After three years of in depth study and application of accounting and financial reporting, I was immersed back into the world of computers. My training picked up where my college training had ended. The training began in Chicago for three weeks and then continuing for nearly 3 months in Tampa, Florida.
Mainframes and Batch Processes
My study in Chicago began by reviewing the concept we discussed back in Computers. Remember we likened a computer to a meeting, with the data written in a binder being like the data written on the hard disk; the white board similar to the computer’s memory, and the people in the meeting being the CPUs or processors using the data on the white board. We suggested the meeting language and procedures determined what had to be done and how fast that gets done. We suggested there is consistent pace at which the meeting works. In my training, I reviewed all these basic concepts by reading manuals.
We didn’t touch a computer in any way while in Chicago. Reading about large computers called mainframes in Chicago didn’t make them any more real to me than when I had read about them in college. Unlike personal computers, I couldn’t touch, see or feel one. Perhaps if a PC is a “personal computer” then anything else must be an “impersonal computer”. Although said in jest, a person could work on these machines for years and never actually see one. Over the years, they have become much less impressive to see. Whereas they used to fill up rooms, they now look more like a 6 foot tall, black, double door modern styled refrigerator. In some cases, they’re half that size.
As I learned about these machines, I have gained a sense of connection with those heroic stories about the advent of computing I learned in my first computer class. I gained a sense of why certain programs are still written in 80 character strings: because in 1928, IBM patented 80 character punch cards.1 It isn’t too much to imagine these same size files being used 100 years after their invention. Thinking of each journal entry line as being written on an individual card so that a computer can read it might help to envision the earliest computer programs.
Data input for the earliest business systems was not done using a keyboard attached to a terminal; it was more like a typewriter that punched holes in cards. The first programs written read these cards in “batches”; thus the programs were called batch programs.
Because there are few such processes on a personal computer, most people today have little experience with batch programs. An antivirus or malware scan or hard disk defrag are perhaps the closest things. When an antivirus scan starts, it reads the first file from the hard disk and checks the file for computer viruses. It then reads the next file and repeats the check until all the files have been read.
The early batch programs read all the journal entries for a day in one stack of cards, all the ledger balances produced yesterday in another stack, and it created a new stack of cards with today’s updated ledger balances. Although the stacks of cards were replaced long ago by files on disk, the basic processing paradigm exists in tens of thousands if not more processes in businesses around the world. Mainframe computers were designed from the ground up and have a great many tools to support these types of processes. Batch programs, by and larger, consume computing resources based upon the number of records read and written.
Servers and Online Processes

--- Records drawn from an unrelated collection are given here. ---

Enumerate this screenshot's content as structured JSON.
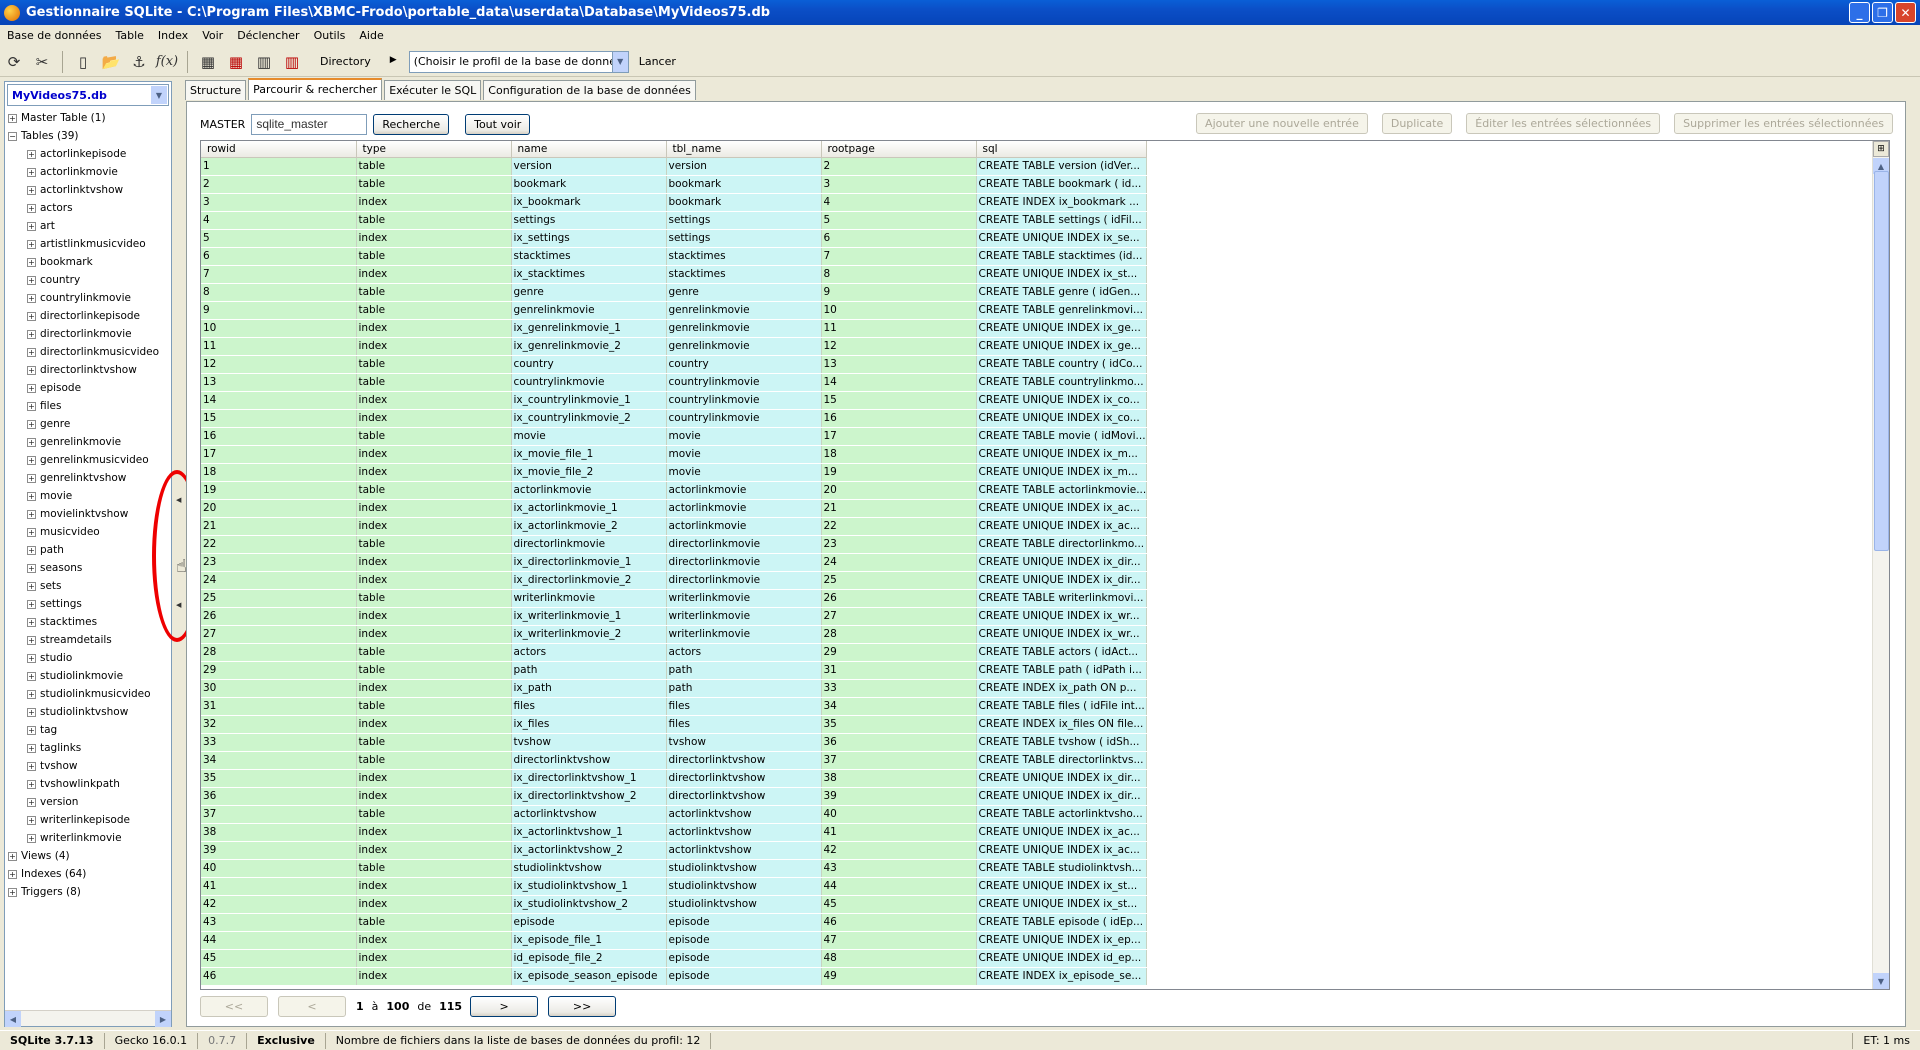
{
  "window": {
    "title": "Gestionnaire SQLite - C:\\Program Files\\XBMC-Frodo\\portable_data\\userdata\\Database\\MyVideos75.db"
  },
  "menu": [
    "Base de données",
    "Table",
    "Index",
    "Voir",
    "Déclencher",
    "Outils",
    "Aide"
  ],
  "toolbar": {
    "directory_label": "Directory",
    "profile_placeholder": "(Choisir le profil de la base de données)",
    "launch_label": "Lancer"
  },
  "left": {
    "db_name": "MyVideos75.db",
    "master_table": "Master Table (1)",
    "tables_label": "Tables (39)",
    "tables": [
      "actorlinkepisode",
      "actorlinkmovie",
      "actorlinktvshow",
      "actors",
      "art",
      "artistlinkmusicvideo",
      "bookmark",
      "country",
      "countrylinkmovie",
      "directorlinkepisode",
      "directorlinkmovie",
      "directorlinkmusicvideo",
      "directorlinktvshow",
      "episode",
      "files",
      "genre",
      "genrelinkmovie",
      "genrelinkmusicvideo",
      "genrelinktvshow",
      "movie",
      "movielinktvshow",
      "musicvideo",
      "path",
      "seasons",
      "sets",
      "settings",
      "stacktimes",
      "streamdetails",
      "studio",
      "studiolinkmovie",
      "studiolinkmusicvideo",
      "studiolinktvshow",
      "tag",
      "taglinks",
      "tvshow",
      "tvshowlinkpath",
      "version",
      "writerlinkepisode",
      "writerlinkmovie"
    ],
    "views_label": "Views (4)",
    "indexes_label": "Indexes (64)",
    "triggers_label": "Triggers (8)"
  },
  "tabs": [
    "Structure",
    "Parcourir & rechercher",
    "Exécuter le SQL",
    "Configuration de la base de données"
  ],
  "browse": {
    "master_label": "MASTER",
    "search_value": "sqlite_master",
    "search_btn": "Recherche",
    "show_all_btn": "Tout voir",
    "add_btn": "Ajouter une nouvelle entrée",
    "duplicate_btn": "Duplicate",
    "edit_btn": "Éditer les entrées sélectionnées",
    "delete_btn": "Supprimer les entrées sélectionnées",
    "columns": [
      "rowid",
      "type",
      "name",
      "tbl_name",
      "rootpage",
      "sql"
    ],
    "rows": [
      [
        "1",
        "table",
        "version",
        "version",
        "2",
        "CREATE TABLE version (idVer..."
      ],
      [
        "2",
        "table",
        "bookmark",
        "bookmark",
        "3",
        "CREATE TABLE bookmark ( id..."
      ],
      [
        "3",
        "index",
        "ix_bookmark",
        "bookmark",
        "4",
        "CREATE INDEX ix_bookmark ..."
      ],
      [
        "4",
        "table",
        "settings",
        "settings",
        "5",
        "CREATE TABLE settings ( idFil..."
      ],
      [
        "5",
        "index",
        "ix_settings",
        "settings",
        "6",
        "CREATE UNIQUE INDEX ix_se..."
      ],
      [
        "6",
        "table",
        "stacktimes",
        "stacktimes",
        "7",
        "CREATE TABLE stacktimes (id..."
      ],
      [
        "7",
        "index",
        "ix_stacktimes",
        "stacktimes",
        "8",
        "CREATE UNIQUE INDEX ix_st..."
      ],
      [
        "8",
        "table",
        "genre",
        "genre",
        "9",
        "CREATE TABLE genre ( idGen..."
      ],
      [
        "9",
        "table",
        "genrelinkmovie",
        "genrelinkmovie",
        "10",
        "CREATE TABLE genrelinkmovi..."
      ],
      [
        "10",
        "index",
        "ix_genrelinkmovie_1",
        "genrelinkmovie",
        "11",
        "CREATE UNIQUE INDEX ix_ge..."
      ],
      [
        "11",
        "index",
        "ix_genrelinkmovie_2",
        "genrelinkmovie",
        "12",
        "CREATE UNIQUE INDEX ix_ge..."
      ],
      [
        "12",
        "table",
        "country",
        "country",
        "13",
        "CREATE TABLE country ( idCo..."
      ],
      [
        "13",
        "table",
        "countrylinkmovie",
        "countrylinkmovie",
        "14",
        "CREATE TABLE countrylinkmo..."
      ],
      [
        "14",
        "index",
        "ix_countrylinkmovie_1",
        "countrylinkmovie",
        "15",
        "CREATE UNIQUE INDEX ix_co..."
      ],
      [
        "15",
        "index",
        "ix_countrylinkmovie_2",
        "countrylinkmovie",
        "16",
        "CREATE UNIQUE INDEX ix_co..."
      ],
      [
        "16",
        "table",
        "movie",
        "movie",
        "17",
        "CREATE TABLE movie ( idMovi..."
      ],
      [
        "17",
        "index",
        "ix_movie_file_1",
        "movie",
        "18",
        "CREATE UNIQUE INDEX ix_m..."
      ],
      [
        "18",
        "index",
        "ix_movie_file_2",
        "movie",
        "19",
        "CREATE UNIQUE INDEX ix_m..."
      ],
      [
        "19",
        "table",
        "actorlinkmovie",
        "actorlinkmovie",
        "20",
        "CREATE TABLE actorlinkmovie..."
      ],
      [
        "20",
        "index",
        "ix_actorlinkmovie_1",
        "actorlinkmovie",
        "21",
        "CREATE UNIQUE INDEX ix_ac..."
      ],
      [
        "21",
        "index",
        "ix_actorlinkmovie_2",
        "actorlinkmovie",
        "22",
        "CREATE UNIQUE INDEX ix_ac..."
      ],
      [
        "22",
        "table",
        "directorlinkmovie",
        "directorlinkmovie",
        "23",
        "CREATE TABLE directorlinkmo..."
      ],
      [
        "23",
        "index",
        "ix_directorlinkmovie_1",
        "directorlinkmovie",
        "24",
        "CREATE UNIQUE INDEX ix_dir..."
      ],
      [
        "24",
        "index",
        "ix_directorlinkmovie_2",
        "directorlinkmovie",
        "25",
        "CREATE UNIQUE INDEX ix_dir..."
      ],
      [
        "25",
        "table",
        "writerlinkmovie",
        "writerlinkmovie",
        "26",
        "CREATE TABLE writerlinkmovi..."
      ],
      [
        "26",
        "index",
        "ix_writerlinkmovie_1",
        "writerlinkmovie",
        "27",
        "CREATE UNIQUE INDEX ix_wr..."
      ],
      [
        "27",
        "index",
        "ix_writerlinkmovie_2",
        "writerlinkmovie",
        "28",
        "CREATE UNIQUE INDEX ix_wr..."
      ],
      [
        "28",
        "table",
        "actors",
        "actors",
        "29",
        "CREATE TABLE actors ( idAct..."
      ],
      [
        "29",
        "table",
        "path",
        "path",
        "31",
        "CREATE TABLE path ( idPath i..."
      ],
      [
        "30",
        "index",
        "ix_path",
        "path",
        "33",
        "CREATE INDEX ix_path ON p..."
      ],
      [
        "31",
        "table",
        "files",
        "files",
        "34",
        "CREATE TABLE files ( idFile int..."
      ],
      [
        "32",
        "index",
        "ix_files",
        "files",
        "35",
        "CREATE INDEX ix_files ON file..."
      ],
      [
        "33",
        "table",
        "tvshow",
        "tvshow",
        "36",
        "CREATE TABLE tvshow ( idSh..."
      ],
      [
        "34",
        "table",
        "directorlinktvshow",
        "directorlinktvshow",
        "37",
        "CREATE TABLE directorlinktvs..."
      ],
      [
        "35",
        "index",
        "ix_directorlinktvshow_1",
        "directorlinktvshow",
        "38",
        "CREATE UNIQUE INDEX ix_dir..."
      ],
      [
        "36",
        "index",
        "ix_directorlinktvshow_2",
        "directorlinktvshow",
        "39",
        "CREATE UNIQUE INDEX ix_dir..."
      ],
      [
        "37",
        "table",
        "actorlinktvshow",
        "actorlinktvshow",
        "40",
        "CREATE TABLE actorlinktvsho..."
      ],
      [
        "38",
        "index",
        "ix_actorlinktvshow_1",
        "actorlinktvshow",
        "41",
        "CREATE UNIQUE INDEX ix_ac..."
      ],
      [
        "39",
        "index",
        "ix_actorlinktvshow_2",
        "actorlinktvshow",
        "42",
        "CREATE UNIQUE INDEX ix_ac..."
      ],
      [
        "40",
        "table",
        "studiolinktvshow",
        "studiolinktvshow",
        "43",
        "CREATE TABLE studiolinktvsh..."
      ],
      [
        "41",
        "index",
        "ix_studiolinktvshow_1",
        "studiolinktvshow",
        "44",
        "CREATE UNIQUE INDEX ix_st..."
      ],
      [
        "42",
        "index",
        "ix_studiolinktvshow_2",
        "studiolinktvshow",
        "45",
        "CREATE UNIQUE INDEX ix_st..."
      ],
      [
        "43",
        "table",
        "episode",
        "episode",
        "46",
        "CREATE TABLE episode ( idEp..."
      ],
      [
        "44",
        "index",
        "ix_episode_file_1",
        "episode",
        "47",
        "CREATE UNIQUE INDEX ix_ep..."
      ],
      [
        "45",
        "index",
        "id_episode_file_2",
        "episode",
        "48",
        "CREATE UNIQUE INDEX id_ep..."
      ],
      [
        "46",
        "index",
        "ix_episode_season_episode",
        "episode",
        "49",
        "CREATE INDEX ix_episode_se..."
      ]
    ]
  },
  "pager": {
    "first": "<<",
    "prev": "<",
    "from": "1",
    "to_word": "à",
    "to": "100",
    "of_word": "de",
    "total": "115",
    "next": ">",
    "last": ">>"
  },
  "status": {
    "sqlite": "SQLite 3.7.13",
    "gecko": "Gecko 16.0.1",
    "version": "0.7.7",
    "mode": "Exclusive",
    "message": "Nombre de fichiers dans la liste de bases de données du profil: 12",
    "et": "ET: 1 ms"
  }
}
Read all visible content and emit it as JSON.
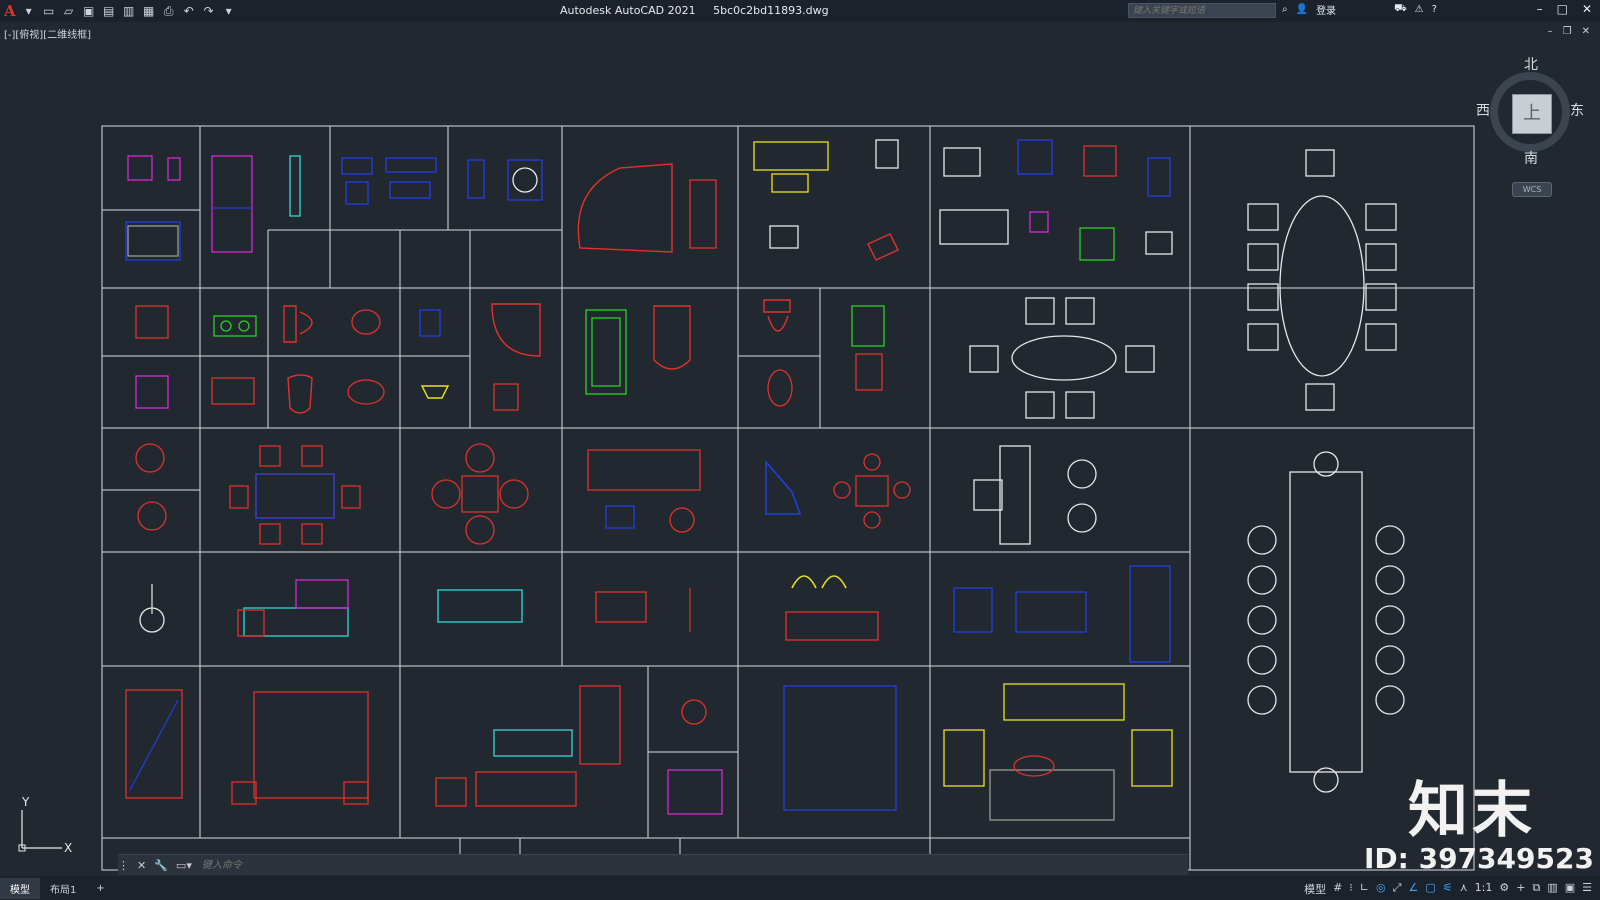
{
  "app": {
    "title": "Autodesk AutoCAD 2021",
    "file": "5bc0c2bd11893.dwg",
    "logo": "A"
  },
  "search": {
    "placeholder": "键入关键字或短语"
  },
  "account": {
    "login_label": "登录"
  },
  "viewport": {
    "label": "[-][俯视][二维线框]"
  },
  "viewcube": {
    "north": "北",
    "south": "南",
    "east": "东",
    "west": "西",
    "face": "上",
    "wcs": "WCS"
  },
  "ucs": {
    "x": "X",
    "y": "Y"
  },
  "command": {
    "placeholder": "键入命令"
  },
  "tabs": [
    {
      "label": "模型",
      "active": true
    },
    {
      "label": "布局1",
      "active": false
    },
    {
      "label": "+",
      "active": false
    }
  ],
  "status": {
    "model_label": "模型",
    "scale": "1:1"
  },
  "watermark": {
    "brand": "知末",
    "id": "ID: 397349523"
  },
  "colors": {
    "bg": "#212830",
    "grid": "#d8dbe0",
    "red": "#e0322d",
    "blue": "#1f3fe0",
    "cyan": "#2fd6d6",
    "yellow": "#e8e020",
    "green": "#28d028",
    "magenta": "#d22ad8",
    "white": "#e8e8e8",
    "gray": "#9a9a9a"
  }
}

Mainframe computers2 didn’t adapt very quickly to the advent of graphical user interfaces we have on personal computers. This allowed another type of computer called servers to develop and ultimately to dominate the Internet. They often run an operating system called UNIX.
These computers were developed to serve on-line computing. On-line programs are very different in structure from batch programs. In my training class I coded programs in CICS, another sixties era technology, but the structure still holds true for today’s Internet enabled programs. Every time the program is invoked, it is executed from top to bottom. In other words, there is very little looping or repeating of steps in this type of program. Each time the user hits the enter key or clicks the mouse, the program starts at the top, determines where the user clicked, and then does those things the user asked for. It can potentially use all the data entered on the screen, and performs all the functions against that data. It might store the data in the file if it is valid, or sends it back to the screen with an error message if it is not. If in error, the program then stops, and waits for the users to press enter or click the mouse again. If the input was OK, the data is stored to disk somewhere, a new program—and thus a new screen—is likely invoked and shown to the user.
So although the program could do quite a bit of work each time a user hits enter, it is unlikely to run as long as a batch program. Resource consumption—in other words computer usage—for this type of computing is driven more by the number of users hitting enter or clicking a mouse than by the number of records.
Online systems are more about data entry and creating journals; batch systems are more about processes and posting them to the ledger. But what of reporting? Financial systems need to produce reports. How has this changed over time? To understand this, we need to attend one of Rick’s lectures on business system IT architecture.
Previous: Chapter 11. Consulting
Parent Topic: Part 3. The Partner